It is true that an administration enamored of the business model when governing contemporary IHEs are not going to change and become more altruistic any time soon. Likewise, self-awareness is allusive for collegians raised to believe that just showing up entitles them to rewards or that success is not so much the result of hard work as it is learning how to “play the game.” A shift to a more internal locus of control will take more than the Wizard simply telling Dorothy that all she need do is close her eyes, think about what she truly wants, and then click her heels together three times in order to go home…she is going to have to work to get there.
That said, one possible solution to this dilemma may reside in considering the adoption of a truly integrated approach to health promotion as represented by the social ecological model. By not only acknowledging and embracing the dynamic interplay between students and the environments where they live, work, and play, higher education can more fully realize the mutual objectives of following a business-oriented model of administration concerned with retention and attrition while at the same time transforming externally focused students to accept personal responsibility for their own success, having “fun” while pursuing that success, and embracing a more internal locus of control.
The National Association of Student Personnel Administrators (NASPA) suggests the potential for a social ecological model to reduce the gap between an institution’s quest for health promotion as a means to a fiscal end and an externally focused student body’s understanding of what wellness truly means:
Campus ecology identifies environmental factors and influences, which interact and affect individual behavior.
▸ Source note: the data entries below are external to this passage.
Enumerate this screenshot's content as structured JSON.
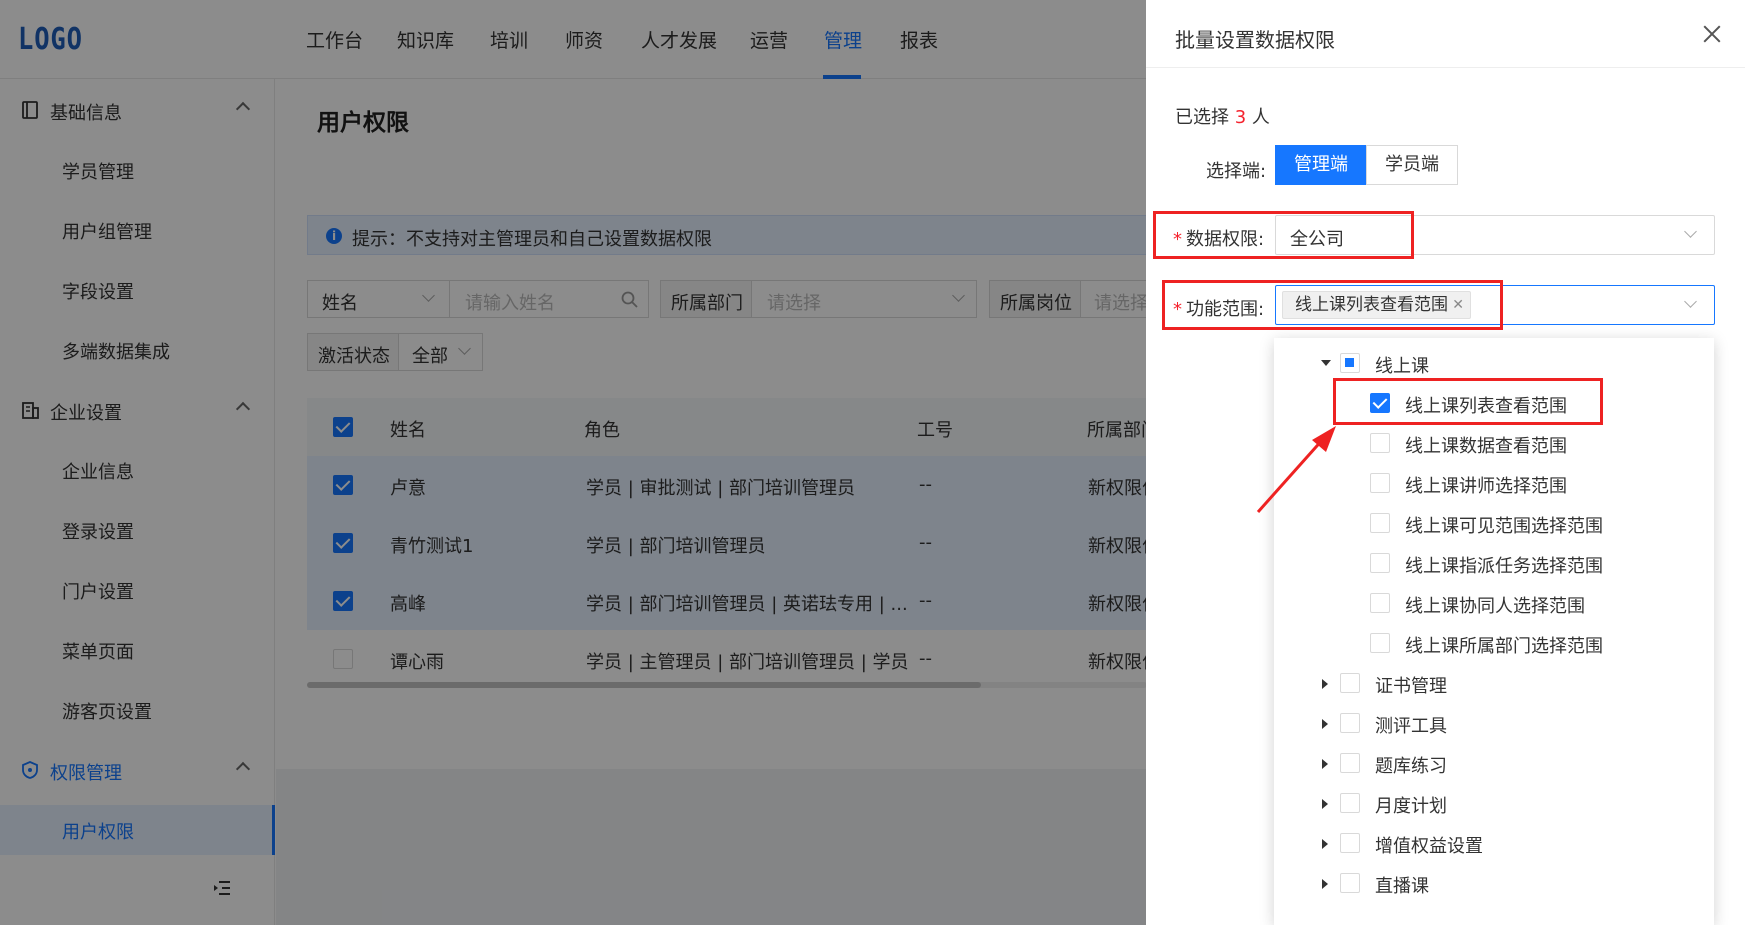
{
  "header": {
    "logo": "LOGO",
    "nav": [
      {
        "label": "工作台",
        "active": false
      },
      {
        "label": "知识库",
        "active": false
      },
      {
        "label": "培训",
        "active": false
      },
      {
        "label": "师资",
        "active": false
      },
      {
        "label": "人才发展",
        "active": false
      },
      {
        "label": "运营",
        "active": false
      },
      {
        "label": "管理",
        "active": true
      },
      {
        "label": "报表",
        "active": false
      }
    ]
  },
  "sidebar": {
    "groups": [
      {
        "label": "基础信息",
        "icon": "book-icon",
        "items": [
          "学员管理",
          "用户组管理",
          "字段设置",
          "多端数据集成"
        ]
      },
      {
        "label": "企业设置",
        "icon": "building-icon",
        "items": [
          "企业信息",
          "登录设置",
          "门户设置",
          "菜单页面",
          "游客页设置"
        ]
      },
      {
        "label": "权限管理",
        "icon": "shield-icon",
        "items": [
          "用户权限"
        ]
      }
    ],
    "active_item": "用户权限",
    "collapse_icon": "menu-fold-icon"
  },
  "main": {
    "title": "用户权限",
    "tip": "提示：不支持对主管理员和自己设置数据权限",
    "filters": {
      "name_field": "姓名",
      "name_placeholder": "请输入姓名",
      "dept_label": "所属部门",
      "dept_placeholder": "请选择",
      "post_label": "所属岗位",
      "post_placeholder": "请选择",
      "status_label": "激活状态",
      "status_value": "全部"
    },
    "table": {
      "columns": [
        "姓名",
        "角色",
        "工号",
        "所属部门"
      ],
      "rows": [
        {
          "name": "卢意",
          "role": "学员 | 审批测试 | 部门培训管理员",
          "id": "--",
          "dept": "新权限位",
          "checked": true
        },
        {
          "name": "青竹测试1",
          "role": "学员 | 部门培训管理员",
          "id": "--",
          "dept": "新权限位",
          "checked": true
        },
        {
          "name": "高峰",
          "role": "学员 | 部门培训管理员 | 英诺珐专用 | ...",
          "id": "--",
          "dept": "新权限位",
          "checked": true
        },
        {
          "name": "谭心雨",
          "role": "学员 | 主管理员 | 部门培训管理员 | 学员",
          "id": "--",
          "dept": "新权限位",
          "checked": false
        }
      ]
    }
  },
  "drawer": {
    "title": "批量设置数据权限",
    "selected_prefix": "已选择 ",
    "selected_count": "3",
    "selected_suffix": " 人",
    "terminal_label": "选择端:",
    "terminals": [
      {
        "label": "管理端",
        "active": true
      },
      {
        "label": "学员端",
        "active": false
      }
    ],
    "data_scope_label": "数据权限:",
    "data_scope_value": "全公司",
    "func_scope_label": "功能范围:",
    "func_scope_tag": "线上课列表查看范围",
    "tree": [
      {
        "label": "线上课",
        "level": 0,
        "expanded": true,
        "state": "half"
      },
      {
        "label": "线上课列表查看范围",
        "level": 1,
        "state": "checked"
      },
      {
        "label": "线上课数据查看范围",
        "level": 1,
        "state": "unchecked"
      },
      {
        "label": "线上课讲师选择范围",
        "level": 1,
        "state": "unchecked"
      },
      {
        "label": "线上课可见范围选择范围",
        "level": 1,
        "state": "unchecked"
      },
      {
        "label": "线上课指派任务选择范围",
        "level": 1,
        "state": "unchecked"
      },
      {
        "label": "线上课协同人选择范围",
        "level": 1,
        "state": "unchecked"
      },
      {
        "label": "线上课所属部门选择范围",
        "level": 1,
        "state": "unchecked"
      },
      {
        "label": "证书管理",
        "level": 0,
        "expanded": false,
        "state": "unchecked"
      },
      {
        "label": "测评工具",
        "level": 0,
        "expanded": false,
        "state": "unchecked"
      },
      {
        "label": "题库练习",
        "level": 0,
        "expanded": false,
        "state": "unchecked"
      },
      {
        "label": "月度计划",
        "level": 0,
        "expanded": false,
        "state": "unchecked"
      },
      {
        "label": "增值权益设置",
        "level": 0,
        "expanded": false,
        "state": "unchecked"
      },
      {
        "label": "直播课",
        "level": 0,
        "expanded": false,
        "state": "unchecked"
      }
    ],
    "colors": {
      "accent": "#1677ff",
      "required": "#f5222d",
      "highlight": "#ee2222"
    }
  }
}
These factors may be the physical setting or place, the human aggregate or characteristics of the people, organizational and social climate, and/or characteristics of the surrounding community (2004, p. 7).
As Mark Twain mused in Pudd’nhead Wilson’s Calendar, “Habit is habit and not to be flung out the window by any man but coaxed down the stairs one step at a time.”
To read more about the social ecological model and its potential to inform the creation of a truly integrated program of wellness, read "Social Ecological Model."
References: National Association of Student Personnel Administrators. (2004). Leadership of a healthy campus: an ecological approach to student success.